Call for papers
Photography and Britishness November 4–5, 2016
Conference at the Yale Center for British Art, New Haven, CT.
This conference seeks to investigate the various ways in which ideas about Britain have been communicated, inflected, and contested through the photographic image. How has photography been used at “home” and “abroad” to create a variety of images of Britain and Britishness, defined as much from the outside as the inside? How do photographs mirror, reinforce, or interrupt what constitutes “Britishness,” in national, local, imperial, colonial, and post-colonial contexts? What national and regional cultures and conflicts does the construction of British identity subsume?
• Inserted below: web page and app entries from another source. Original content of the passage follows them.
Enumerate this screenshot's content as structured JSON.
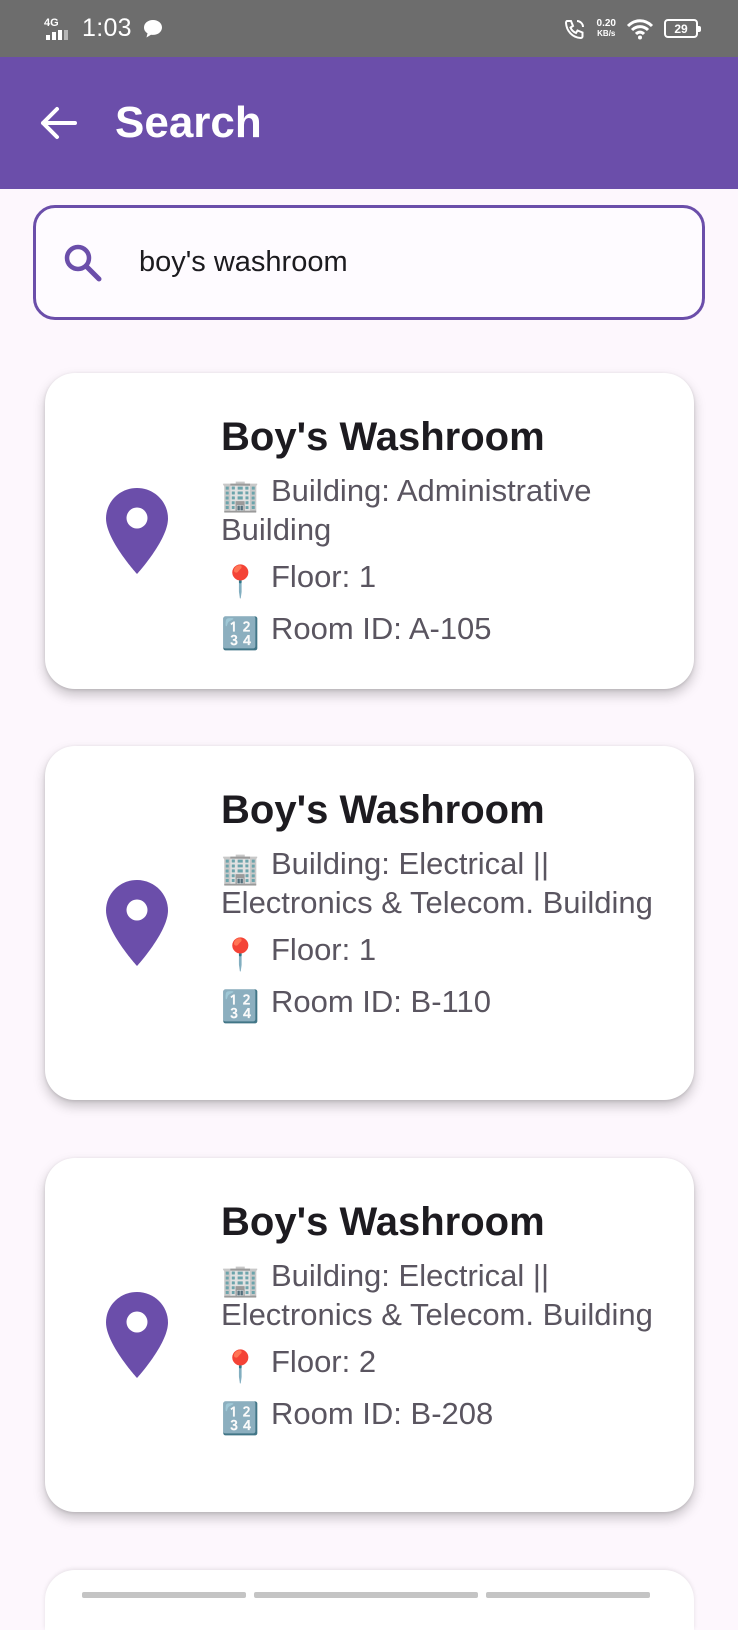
{
  "status_bar": {
    "time": "1:03",
    "network": "4G",
    "speed_value": "0.20",
    "speed_unit": "KB/s",
    "battery": "29"
  },
  "app_bar": {
    "title": "Search",
    "back_icon": "arrow-left-icon"
  },
  "search": {
    "icon": "search-icon",
    "value": "boy's washroom"
  },
  "results": [
    {
      "title": "Boy's Washroom",
      "building_emoji": "🏢",
      "building": "Building: Administrative Building",
      "floor_emoji": "📍",
      "floor": "Floor: 1",
      "room_emoji": "🔢",
      "room": "Room ID: A-105"
    },
    {
      "title": "Boy's Washroom",
      "building_emoji": "🏢",
      "building": "Building: Electrical || Electronics & Telecom. Building",
      "floor_emoji": "📍",
      "floor": "Floor: 1",
      "room_emoji": "🔢",
      "room": "Room ID: B-110"
    },
    {
      "title": "Boy's Washroom",
      "building_emoji": "🏢",
      "building": "Building: Electrical || Electronics & Telecom. Building",
      "floor_emoji": "📍",
      "floor": "Floor: 2",
      "room_emoji": "🔢",
      "room": "Room ID: B-208"
    }
  ],
  "colors": {
    "primary": "#6b4eaa",
    "status_bar": "#6d6d6d",
    "background": "#fdf7fd"
  }
}
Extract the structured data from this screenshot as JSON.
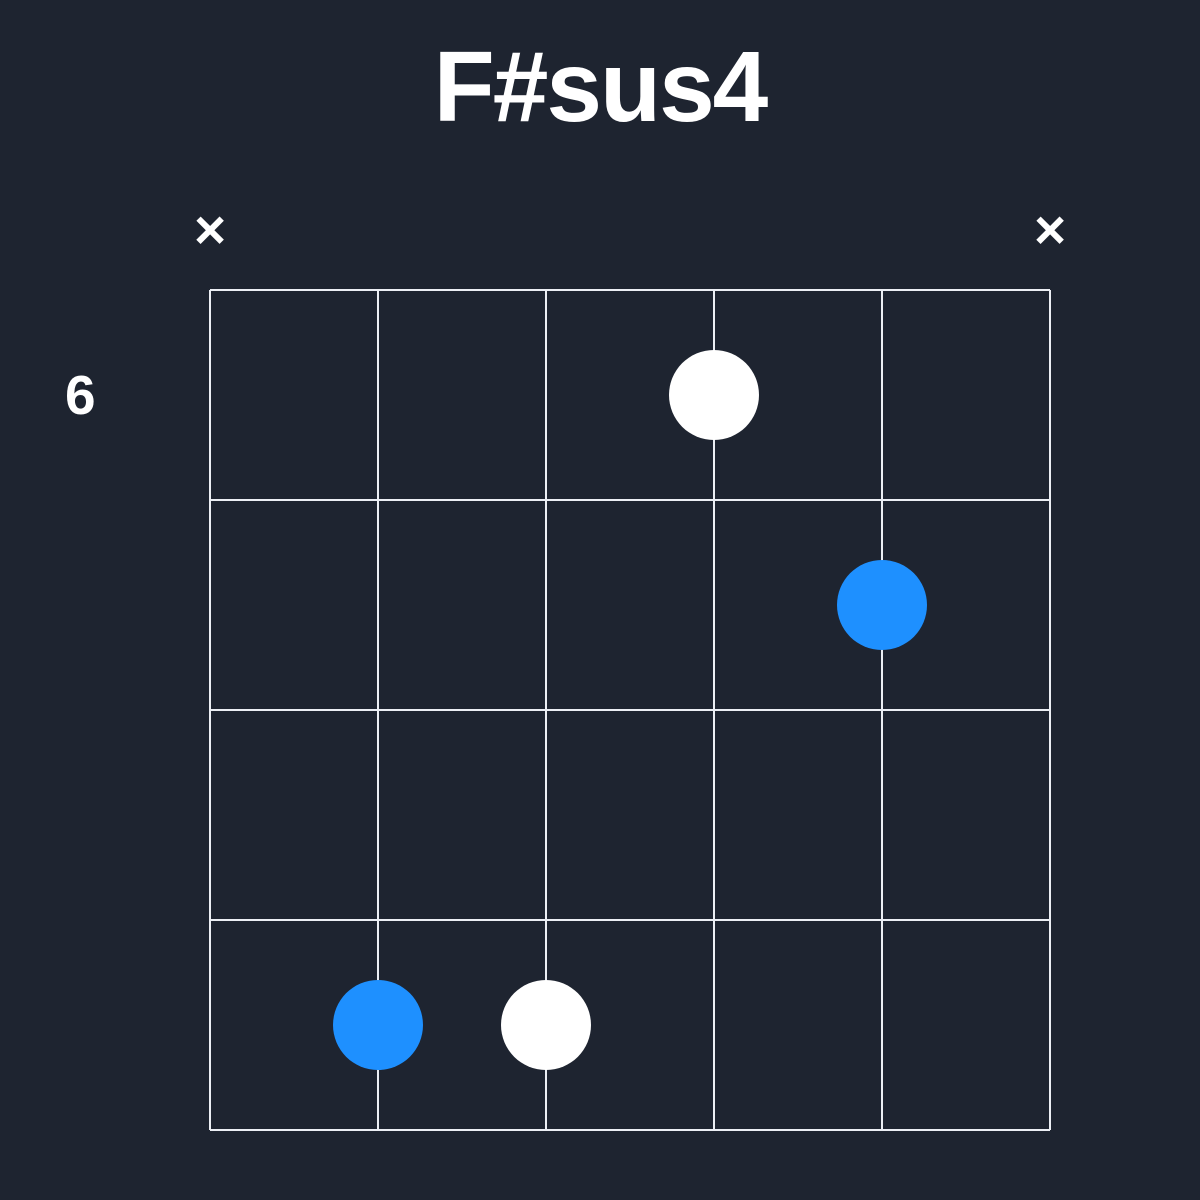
{
  "chord_name": "F#sus4",
  "starting_fret_label": "6",
  "chart_data": {
    "type": "guitar-chord-diagram",
    "title": "F#sus4",
    "strings": 6,
    "frets_shown": 4,
    "starting_fret": 6,
    "string_status": [
      "x",
      null,
      null,
      null,
      null,
      "x"
    ],
    "dots": [
      {
        "string": 2,
        "fret_row": 4,
        "color": "#1e90ff",
        "note": "root-or-highlight"
      },
      {
        "string": 3,
        "fret_row": 4,
        "color": "#ffffff",
        "note": "regular"
      },
      {
        "string": 4,
        "fret_row": 1,
        "color": "#ffffff",
        "note": "regular"
      },
      {
        "string": 5,
        "fret_row": 2,
        "color": "#1e90ff",
        "note": "root-or-highlight"
      }
    ],
    "mute_symbol": "×",
    "colors": {
      "background": "#1e2430",
      "grid": "#eceff4",
      "dot_primary": "#1e90ff",
      "dot_secondary": "#ffffff",
      "text": "#ffffff"
    }
  }
}
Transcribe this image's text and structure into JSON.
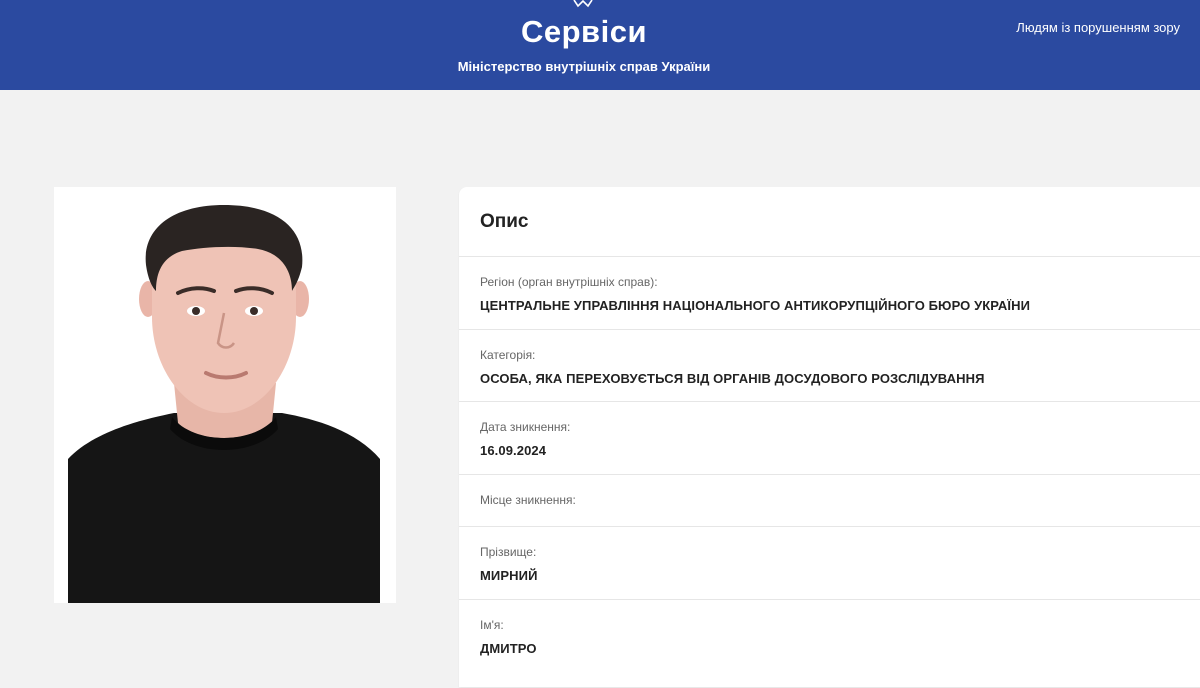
{
  "header": {
    "title": "Сервіси",
    "subtitle": "Міністерство внутрішніх справ України",
    "accessibility_link": "Людям із порушенням зору",
    "background_color": "#2b4aa0"
  },
  "card": {
    "title": "Опис",
    "fields": [
      {
        "label": "Регіон (орган внутрішніх справ):",
        "value": "ЦЕНТРАЛЬНЕ УПРАВЛІННЯ НАЦІОНАЛЬНОГО АНТИКОРУПЦІЙНОГО БЮРО УКРАЇНИ"
      },
      {
        "label": "Категорія:",
        "value": "ОСОБА, ЯКА ПЕРЕХОВУЄТЬСЯ ВІД ОРГАНІВ ДОСУДОВОГО РОЗСЛІДУВАННЯ"
      },
      {
        "label": "Дата зникнення:",
        "value": "16.09.2024"
      },
      {
        "label": "Місце зникнення:",
        "value": ""
      },
      {
        "label": "Прізвище:",
        "value": "МИРНИЙ"
      },
      {
        "label": "Ім'я:",
        "value": "ДМИТРО"
      }
    ]
  },
  "photo": {
    "icon": "person-photo"
  }
}
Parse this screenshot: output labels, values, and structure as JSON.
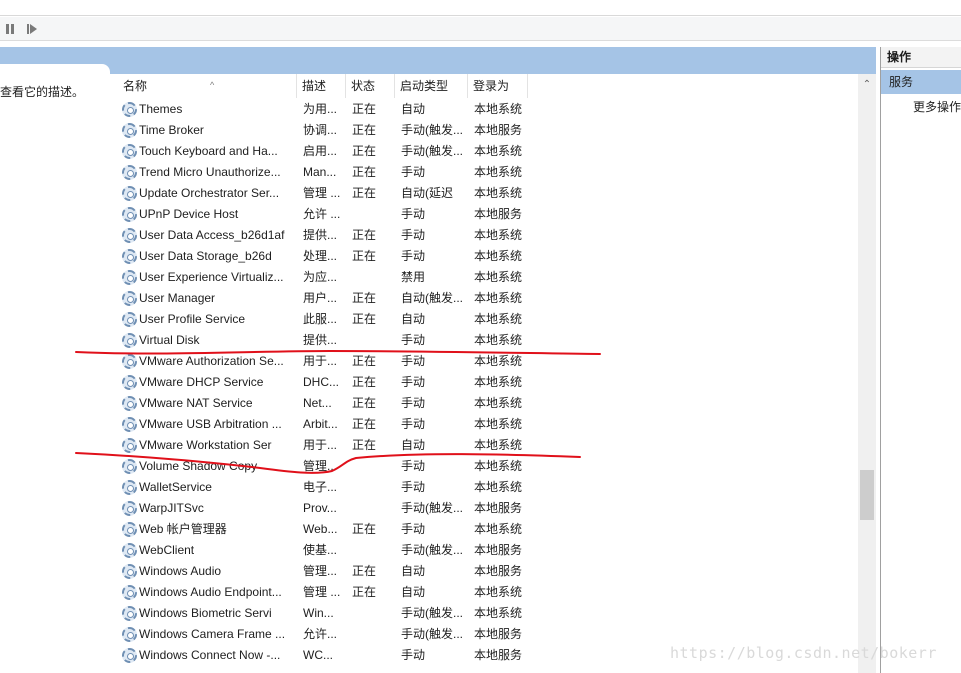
{
  "toolbar": {
    "pause_icon": "pause-icon",
    "restart_icon": "restart-icon"
  },
  "description_pane": {
    "text": "查看它的描述。"
  },
  "columns": {
    "name": "名称",
    "description": "描述",
    "status": "状态",
    "startup_type": "启动类型",
    "log_on_as": "登录为",
    "sort_glyph": "^"
  },
  "services": [
    {
      "name": "Themes",
      "description": "为用...",
      "status": "正在",
      "startup": "自动",
      "logon": "本地系统"
    },
    {
      "name": "Time Broker",
      "description": "协调...",
      "status": "正在",
      "startup": "手动(触发...",
      "logon": "本地服务"
    },
    {
      "name": "Touch Keyboard and Ha...",
      "description": "启用...",
      "status": "正在",
      "startup": "手动(触发...",
      "logon": "本地系统"
    },
    {
      "name": "Trend Micro Unauthorize...",
      "description": "Man...",
      "status": "正在",
      "startup": "手动",
      "logon": "本地系统"
    },
    {
      "name": "Update Orchestrator Ser...",
      "description": "管理 ...",
      "status": "正在",
      "startup": "自动(延迟",
      "logon": "本地系统"
    },
    {
      "name": "UPnP Device Host",
      "description": "允许 ...",
      "status": "",
      "startup": "手动",
      "logon": "本地服务"
    },
    {
      "name": "User Data Access_b26d1af",
      "description": "提供...",
      "status": "正在",
      "startup": "手动",
      "logon": "本地系统"
    },
    {
      "name": "User Data Storage_b26d",
      "description": "处理...",
      "status": "正在",
      "startup": "手动",
      "logon": "本地系统"
    },
    {
      "name": "User Experience Virtualiz...",
      "description": "为应...",
      "status": "",
      "startup": "禁用",
      "logon": "本地系统"
    },
    {
      "name": "User Manager",
      "description": "用户...",
      "status": "正在",
      "startup": "自动(触发...",
      "logon": "本地系统"
    },
    {
      "name": "User Profile Service",
      "description": "此服...",
      "status": "正在",
      "startup": "自动",
      "logon": "本地系统"
    },
    {
      "name": "Virtual Disk",
      "description": "提供...",
      "status": "",
      "startup": "手动",
      "logon": "本地系统"
    },
    {
      "name": "VMware Authorization Se...",
      "description": "用于...",
      "status": "正在",
      "startup": "手动",
      "logon": "本地系统"
    },
    {
      "name": "VMware DHCP Service",
      "description": "DHC...",
      "status": "正在",
      "startup": "手动",
      "logon": "本地系统"
    },
    {
      "name": "VMware NAT Service",
      "description": "Net...",
      "status": "正在",
      "startup": "手动",
      "logon": "本地系统"
    },
    {
      "name": "VMware USB Arbitration ...",
      "description": "Arbit...",
      "status": "正在",
      "startup": "手动",
      "logon": "本地系统"
    },
    {
      "name": "VMware Workstation Ser",
      "description": "用于...",
      "status": "正在",
      "startup": "自动",
      "logon": "本地系统"
    },
    {
      "name": "Volume Shadow Copy",
      "description": "管理...",
      "status": "",
      "startup": "手动",
      "logon": "本地系统"
    },
    {
      "name": "WalletService",
      "description": "电子...",
      "status": "",
      "startup": "手动",
      "logon": "本地系统"
    },
    {
      "name": "WarpJITSvc",
      "description": "Prov...",
      "status": "",
      "startup": "手动(触发...",
      "logon": "本地服务"
    },
    {
      "name": "Web 帐户管理器",
      "description": "Web...",
      "status": "正在",
      "startup": "手动",
      "logon": "本地系统"
    },
    {
      "name": "WebClient",
      "description": "使基...",
      "status": "",
      "startup": "手动(触发...",
      "logon": "本地服务"
    },
    {
      "name": "Windows Audio",
      "description": "管理...",
      "status": "正在",
      "startup": "自动",
      "logon": "本地服务"
    },
    {
      "name": "Windows Audio Endpoint...",
      "description": "管理 ...",
      "status": "正在",
      "startup": "自动",
      "logon": "本地系统"
    },
    {
      "name": "Windows Biometric Servi",
      "description": "Win...",
      "status": "",
      "startup": "手动(触发...",
      "logon": "本地系统"
    },
    {
      "name": "Windows Camera Frame ...",
      "description": "允许...",
      "status": "",
      "startup": "手动(触发...",
      "logon": "本地服务"
    },
    {
      "name": "Windows Connect Now -...",
      "description": "WC...",
      "status": "",
      "startup": "手动",
      "logon": "本地服务"
    }
  ],
  "service_icon": "service-gear-icon",
  "actions": {
    "title": "操作",
    "group": "服务",
    "more": "更多操作"
  },
  "annotation": {
    "color": "#e0101a"
  },
  "watermark": "https://blog.csdn.net/bokerr"
}
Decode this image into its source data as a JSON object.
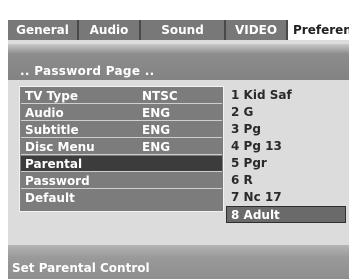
{
  "tabs": [
    {
      "label": "General"
    },
    {
      "label": "Audio"
    },
    {
      "label": "Sound"
    },
    {
      "label": "VIDEO"
    },
    {
      "label": "Preferen"
    }
  ],
  "active_tab": "Preferen",
  "page_title": ".. Password Page ..",
  "menu": [
    {
      "label": "TV Type",
      "value": "NTSC"
    },
    {
      "label": "Audio",
      "value": "ENG"
    },
    {
      "label": "Subtitle",
      "value": "ENG"
    },
    {
      "label": "Disc Menu",
      "value": "ENG"
    },
    {
      "label": "Parental",
      "value": ""
    },
    {
      "label": "Password",
      "value": ""
    },
    {
      "label": "Default",
      "value": ""
    }
  ],
  "selected_menu_item": "Parental",
  "parental_options": [
    {
      "label": "1 Kid Saf"
    },
    {
      "label": "2 G"
    },
    {
      "label": "3 Pg"
    },
    {
      "label": "4 Pg 13"
    },
    {
      "label": "5 Pgr"
    },
    {
      "label": "6 R"
    },
    {
      "label": "7 Nc 17"
    },
    {
      "label": "8 Adult"
    }
  ],
  "selected_option": "8 Adult",
  "status": "Set Parental Control",
  "colors": {
    "tab_bar": "#787878",
    "panel": "#dcdcdc",
    "menu_row": "#7c7c7c",
    "menu_selected": "#3c3c3c",
    "option_selected": "#6a6a6a"
  }
}
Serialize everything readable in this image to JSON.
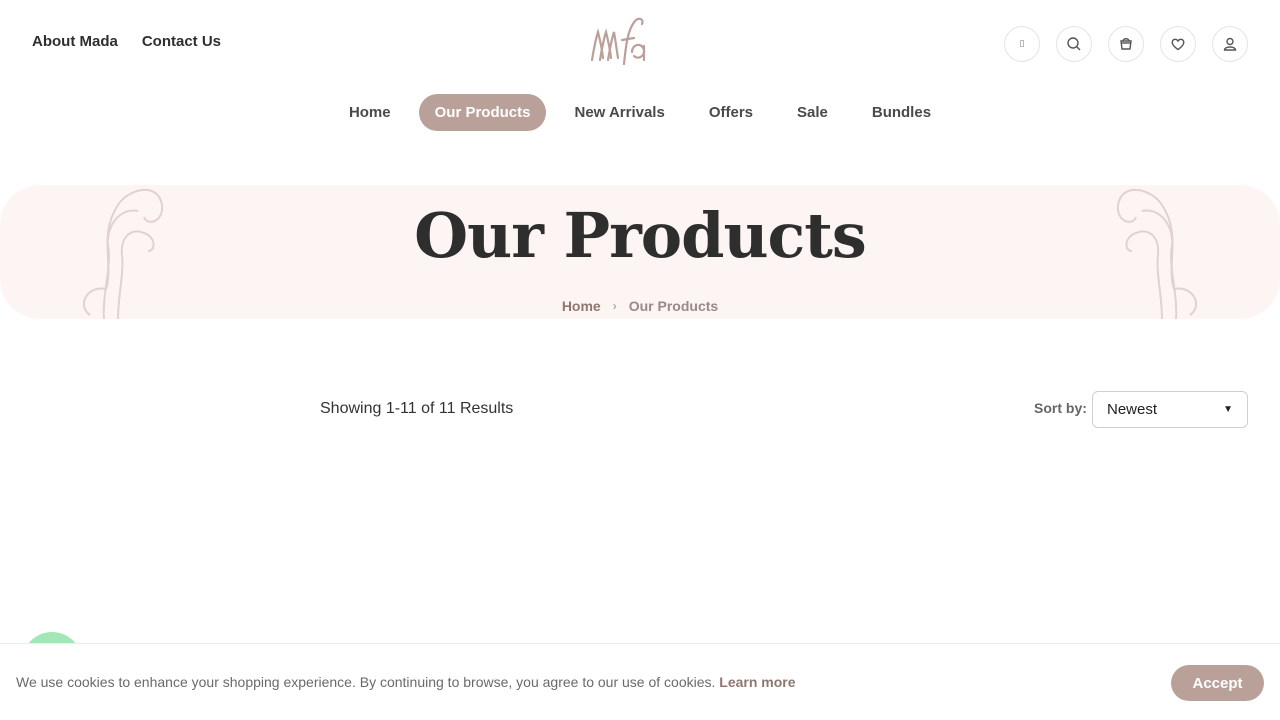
{
  "header": {
    "top_links": [
      "About Mada",
      "Contact Us"
    ],
    "lang_glyph": "▯",
    "icons": [
      "language-icon",
      "search-icon",
      "cart-icon",
      "heart-icon",
      "user-icon"
    ]
  },
  "nav": {
    "items": [
      {
        "label": "Home",
        "active": false
      },
      {
        "label": "Our Products",
        "active": true
      },
      {
        "label": "New Arrivals",
        "active": false
      },
      {
        "label": "Offers",
        "active": false
      },
      {
        "label": "Sale",
        "active": false
      },
      {
        "label": "Bundles",
        "active": false
      }
    ]
  },
  "hero": {
    "title": "Our Products",
    "breadcrumb": {
      "home": "Home",
      "separator": "›",
      "current": "Our Products"
    }
  },
  "toolbar": {
    "results_text": "Showing 1-11 of 11 Results",
    "sort_label": "Sort by:",
    "sort_value": "Newest"
  },
  "cookie": {
    "text": "We use cookies to enhance your shopping experience. By continuing to browse, you agree to our use of cookies.",
    "learn_more": "Learn more",
    "accept_label": "Accept"
  },
  "colors": {
    "accent": "#b9a19a",
    "hero_bg": "#fdf5f4",
    "link": "#8f7770"
  }
}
Can “Britishness,” indeed, have a photographic referent or it is itself an effect of representation?
We seek papers that consider how photography—as opposed to, or in tandem with, other modes of image-making—has been invested with the capacity to visualize, articulate and contest ideas about Britain. Papers may consider any period in the history of photography, and focus on individual case studies or broader historical questions. Proposals might address the work of individual photographers, photo agencies, or photographic archives; the photographic print or album; different photographic technologies such as lantern slides, stereoscopes, or digital photography; the uses of photography in pedagogy, advertising, news, propaganda; photography as a tool of surveillance and record; the display and exhibition of photographs; photography as art and document.
We invite proposals for papers from scholars in any field. Graduate students and early career scholars are particularly encouraged to apply. Travel and accommodation costs will be covered by the organizers. Please e-mail abstracts of no more than three hundred words and short CVs or bios, no more than 2 pages. Email: email@example.com. Deadline May 16, 2016
Friday, November 4, 5.30 pm keynote by Martin Parr
This conference is a collaboration between the Yale Center for British Art, New Haven, Connecticut; the Paul Mellon Centre for Studies in British Art, London; and The Huntington Library, San Marino, California.